Exercise goal: Images excepted, the data below must be repeated exactly.

▶

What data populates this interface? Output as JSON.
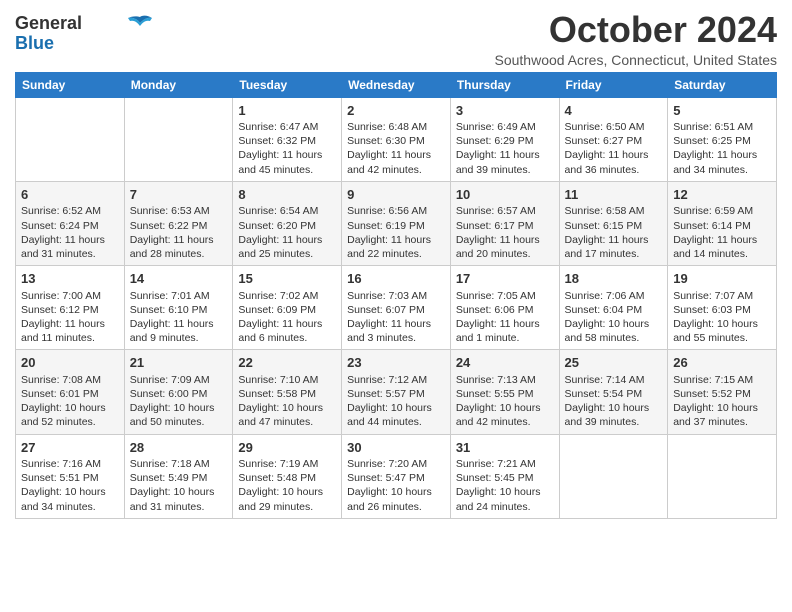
{
  "logo": {
    "general": "General",
    "blue": "Blue"
  },
  "header": {
    "month": "October 2024",
    "location": "Southwood Acres, Connecticut, United States"
  },
  "days_of_week": [
    "Sunday",
    "Monday",
    "Tuesday",
    "Wednesday",
    "Thursday",
    "Friday",
    "Saturday"
  ],
  "weeks": [
    [
      {
        "day": "",
        "info": ""
      },
      {
        "day": "",
        "info": ""
      },
      {
        "day": "1",
        "info": "Sunrise: 6:47 AM\nSunset: 6:32 PM\nDaylight: 11 hours\nand 45 minutes."
      },
      {
        "day": "2",
        "info": "Sunrise: 6:48 AM\nSunset: 6:30 PM\nDaylight: 11 hours\nand 42 minutes."
      },
      {
        "day": "3",
        "info": "Sunrise: 6:49 AM\nSunset: 6:29 PM\nDaylight: 11 hours\nand 39 minutes."
      },
      {
        "day": "4",
        "info": "Sunrise: 6:50 AM\nSunset: 6:27 PM\nDaylight: 11 hours\nand 36 minutes."
      },
      {
        "day": "5",
        "info": "Sunrise: 6:51 AM\nSunset: 6:25 PM\nDaylight: 11 hours\nand 34 minutes."
      }
    ],
    [
      {
        "day": "6",
        "info": "Sunrise: 6:52 AM\nSunset: 6:24 PM\nDaylight: 11 hours\nand 31 minutes."
      },
      {
        "day": "7",
        "info": "Sunrise: 6:53 AM\nSunset: 6:22 PM\nDaylight: 11 hours\nand 28 minutes."
      },
      {
        "day": "8",
        "info": "Sunrise: 6:54 AM\nSunset: 6:20 PM\nDaylight: 11 hours\nand 25 minutes."
      },
      {
        "day": "9",
        "info": "Sunrise: 6:56 AM\nSunset: 6:19 PM\nDaylight: 11 hours\nand 22 minutes."
      },
      {
        "day": "10",
        "info": "Sunrise: 6:57 AM\nSunset: 6:17 PM\nDaylight: 11 hours\nand 20 minutes."
      },
      {
        "day": "11",
        "info": "Sunrise: 6:58 AM\nSunset: 6:15 PM\nDaylight: 11 hours\nand 17 minutes."
      },
      {
        "day": "12",
        "info": "Sunrise: 6:59 AM\nSunset: 6:14 PM\nDaylight: 11 hours\nand 14 minutes."
      }
    ],
    [
      {
        "day": "13",
        "info": "Sunrise: 7:00 AM\nSunset: 6:12 PM\nDaylight: 11 hours\nand 11 minutes."
      },
      {
        "day": "14",
        "info": "Sunrise: 7:01 AM\nSunset: 6:10 PM\nDaylight: 11 hours\nand 9 minutes."
      },
      {
        "day": "15",
        "info": "Sunrise: 7:02 AM\nSunset: 6:09 PM\nDaylight: 11 hours\nand 6 minutes."
      },
      {
        "day": "16",
        "info": "Sunrise: 7:03 AM\nSunset: 6:07 PM\nDaylight: 11 hours\nand 3 minutes."
      },
      {
        "day": "17",
        "info": "Sunrise: 7:05 AM\nSunset: 6:06 PM\nDaylight: 11 hours\nand 1 minute."
      },
      {
        "day": "18",
        "info": "Sunrise: 7:06 AM\nSunset: 6:04 PM\nDaylight: 10 hours\nand 58 minutes."
      },
      {
        "day": "19",
        "info": "Sunrise: 7:07 AM\nSunset: 6:03 PM\nDaylight: 10 hours\nand 55 minutes."
      }
    ],
    [
      {
        "day": "20",
        "info": "Sunrise: 7:08 AM\nSunset: 6:01 PM\nDaylight: 10 hours\nand 52 minutes."
      },
      {
        "day": "21",
        "info": "Sunrise: 7:09 AM\nSunset: 6:00 PM\nDaylight: 10 hours\nand 50 minutes."
      },
      {
        "day": "22",
        "info": "Sunrise: 7:10 AM\nSunset: 5:58 PM\nDaylight: 10 hours\nand 47 minutes."
      },
      {
        "day": "23",
        "info": "Sunrise: 7:12 AM\nSunset: 5:57 PM\nDaylight: 10 hours\nand 44 minutes."
      },
      {
        "day": "24",
        "info": "Sunrise: 7:13 AM\nSunset: 5:55 PM\nDaylight: 10 hours\nand 42 minutes."
      },
      {
        "day": "25",
        "info": "Sunrise: 7:14 AM\nSunset: 5:54 PM\nDaylight: 10 hours\nand 39 minutes."
      },
      {
        "day": "26",
        "info": "Sunrise: 7:15 AM\nSunset: 5:52 PM\nDaylight: 10 hours\nand 37 minutes."
      }
    ],
    [
      {
        "day": "27",
        "info": "Sunrise: 7:16 AM\nSunset: 5:51 PM\nDaylight: 10 hours\nand 34 minutes."
      },
      {
        "day": "28",
        "info": "Sunrise: 7:18 AM\nSunset: 5:49 PM\nDaylight: 10 hours\nand 31 minutes."
      },
      {
        "day": "29",
        "info": "Sunrise: 7:19 AM\nSunset: 5:48 PM\nDaylight: 10 hours\nand 29 minutes."
      },
      {
        "day": "30",
        "info": "Sunrise: 7:20 AM\nSunset: 5:47 PM\nDaylight: 10 hours\nand 26 minutes."
      },
      {
        "day": "31",
        "info": "Sunrise: 7:21 AM\nSunset: 5:45 PM\nDaylight: 10 hours\nand 24 minutes."
      },
      {
        "day": "",
        "info": ""
      },
      {
        "day": "",
        "info": ""
      }
    ]
  ]
}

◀

Result:
What data populates this interface? Output as JSON.
{
  "logo": {
    "general": "General",
    "blue": "Blue"
  },
  "header": {
    "month": "October 2024",
    "location": "Southwood Acres, Connecticut, United States"
  },
  "days_of_week": [
    "Sunday",
    "Monday",
    "Tuesday",
    "Wednesday",
    "Thursday",
    "Friday",
    "Saturday"
  ],
  "weeks": [
    [
      {
        "day": "",
        "info": ""
      },
      {
        "day": "",
        "info": ""
      },
      {
        "day": "1",
        "info": "Sunrise: 6:47 AM\nSunset: 6:32 PM\nDaylight: 11 hours\nand 45 minutes."
      },
      {
        "day": "2",
        "info": "Sunrise: 6:48 AM\nSunset: 6:30 PM\nDaylight: 11 hours\nand 42 minutes."
      },
      {
        "day": "3",
        "info": "Sunrise: 6:49 AM\nSunset: 6:29 PM\nDaylight: 11 hours\nand 39 minutes."
      },
      {
        "day": "4",
        "info": "Sunrise: 6:50 AM\nSunset: 6:27 PM\nDaylight: 11 hours\nand 36 minutes."
      },
      {
        "day": "5",
        "info": "Sunrise: 6:51 AM\nSunset: 6:25 PM\nDaylight: 11 hours\nand 34 minutes."
      }
    ],
    [
      {
        "day": "6",
        "info": "Sunrise: 6:52 AM\nSunset: 6:24 PM\nDaylight: 11 hours\nand 31 minutes."
      },
      {
        "day": "7",
        "info": "Sunrise: 6:53 AM\nSunset: 6:22 PM\nDaylight: 11 hours\nand 28 minutes."
      },
      {
        "day": "8",
        "info": "Sunrise: 6:54 AM\nSunset: 6:20 PM\nDaylight: 11 hours\nand 25 minutes."
      },
      {
        "day": "9",
        "info": "Sunrise: 6:56 AM\nSunset: 6:19 PM\nDaylight: 11 hours\nand 22 minutes."
      },
      {
        "day": "10",
        "info": "Sunrise: 6:57 AM\nSunset: 6:17 PM\nDaylight: 11 hours\nand 20 minutes."
      },
      {
        "day": "11",
        "info": "Sunrise: 6:58 AM\nSunset: 6:15 PM\nDaylight: 11 hours\nand 17 minutes."
      },
      {
        "day": "12",
        "info": "Sunrise: 6:59 AM\nSunset: 6:14 PM\nDaylight: 11 hours\nand 14 minutes."
      }
    ],
    [
      {
        "day": "13",
        "info": "Sunrise: 7:00 AM\nSunset: 6:12 PM\nDaylight: 11 hours\nand 11 minutes."
      },
      {
        "day": "14",
        "info": "Sunrise: 7:01 AM\nSunset: 6:10 PM\nDaylight: 11 hours\nand 9 minutes."
      },
      {
        "day": "15",
        "info": "Sunrise: 7:02 AM\nSunset: 6:09 PM\nDaylight: 11 hours\nand 6 minutes."
      },
      {
        "day": "16",
        "info": "Sunrise: 7:03 AM\nSunset: 6:07 PM\nDaylight: 11 hours\nand 3 minutes."
      },
      {
        "day": "17",
        "info": "Sunrise: 7:05 AM\nSunset: 6:06 PM\nDaylight: 11 hours\nand 1 minute."
      },
      {
        "day": "18",
        "info": "Sunrise: 7:06 AM\nSunset: 6:04 PM\nDaylight: 10 hours\nand 58 minutes."
      },
      {
        "day": "19",
        "info": "Sunrise: 7:07 AM\nSunset: 6:03 PM\nDaylight: 10 hours\nand 55 minutes."
      }
    ],
    [
      {
        "day": "20",
        "info": "Sunrise: 7:08 AM\nSunset: 6:01 PM\nDaylight: 10 hours\nand 52 minutes."
      },
      {
        "day": "21",
        "info": "Sunrise: 7:09 AM\nSunset: 6:00 PM\nDaylight: 10 hours\nand 50 minutes."
      },
      {
        "day": "22",
        "info": "Sunrise: 7:10 AM\nSunset: 5:58 PM\nDaylight: 10 hours\nand 47 minutes."
      },
      {
        "day": "23",
        "info": "Sunrise: 7:12 AM\nSunset: 5:57 PM\nDaylight: 10 hours\nand 44 minutes."
      },
      {
        "day": "24",
        "info": "Sunrise: 7:13 AM\nSunset: 5:55 PM\nDaylight: 10 hours\nand 42 minutes."
      },
      {
        "day": "25",
        "info": "Sunrise: 7:14 AM\nSunset: 5:54 PM\nDaylight: 10 hours\nand 39 minutes."
      },
      {
        "day": "26",
        "info": "Sunrise: 7:15 AM\nSunset: 5:52 PM\nDaylight: 10 hours\nand 37 minutes."
      }
    ],
    [
      {
        "day": "27",
        "info": "Sunrise: 7:16 AM\nSunset: 5:51 PM\nDaylight: 10 hours\nand 34 minutes."
      },
      {
        "day": "28",
        "info": "Sunrise: 7:18 AM\nSunset: 5:49 PM\nDaylight: 10 hours\nand 31 minutes."
      },
      {
        "day": "29",
        "info": "Sunrise: 7:19 AM\nSunset: 5:48 PM\nDaylight: 10 hours\nand 29 minutes."
      },
      {
        "day": "30",
        "info": "Sunrise: 7:20 AM\nSunset: 5:47 PM\nDaylight: 10 hours\nand 26 minutes."
      },
      {
        "day": "31",
        "info": "Sunrise: 7:21 AM\nSunset: 5:45 PM\nDaylight: 10 hours\nand 24 minutes."
      },
      {
        "day": "",
        "info": ""
      },
      {
        "day": "",
        "info": ""
      }
    ]
  ]
}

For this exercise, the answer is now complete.